= Problem to solve =
A faithful copy of the entire listing is what is needed.
□ □ □ □
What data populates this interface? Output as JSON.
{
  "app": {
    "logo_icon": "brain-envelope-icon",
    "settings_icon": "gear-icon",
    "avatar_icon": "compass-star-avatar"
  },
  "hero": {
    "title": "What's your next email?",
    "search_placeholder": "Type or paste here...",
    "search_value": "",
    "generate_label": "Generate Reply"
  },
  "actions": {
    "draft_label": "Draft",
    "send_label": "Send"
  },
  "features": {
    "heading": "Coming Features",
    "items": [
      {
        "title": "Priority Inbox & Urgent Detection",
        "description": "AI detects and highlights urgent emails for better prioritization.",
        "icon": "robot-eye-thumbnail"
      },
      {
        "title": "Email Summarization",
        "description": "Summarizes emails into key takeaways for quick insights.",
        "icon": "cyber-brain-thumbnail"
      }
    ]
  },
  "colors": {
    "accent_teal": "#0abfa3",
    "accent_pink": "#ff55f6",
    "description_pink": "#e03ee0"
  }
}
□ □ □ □
= Written response =
What data populates this interface? Output as JSON.
{
  "app": {
    "logo_icon": "brain-envelope-icon",
    "settings_icon": "gear-icon",
    "avatar_icon": "compass-star-avatar"
  },
  "hero": {
    "title": "What's your next email?",
    "search_placeholder": "Type or paste here...",
    "search_value": "",
    "generate_label": "Generate Reply"
  },
  "actions": {
    "draft_label": "Draft",
    "send_label": "Send"
  },
  "features": {
    "heading": "Coming Features",
    "items": [
      {
        "title": "Priority Inbox & Urgent Detection",
        "description": "AI detects and highlights urgent emails for better prioritization.",
        "icon": "robot-eye-thumbnail"
      },
      {
        "title": "Email Summarization",
        "description": "Summarizes emails into key takeaways for quick insights.",
        "icon": "cyber-brain-thumbnail"
      }
    ]
  },
  "colors": {
    "accent_teal": "#0abfa3",
    "accent_pink": "#ff55f6",
    "description_pink": "#e03ee0"
  }
}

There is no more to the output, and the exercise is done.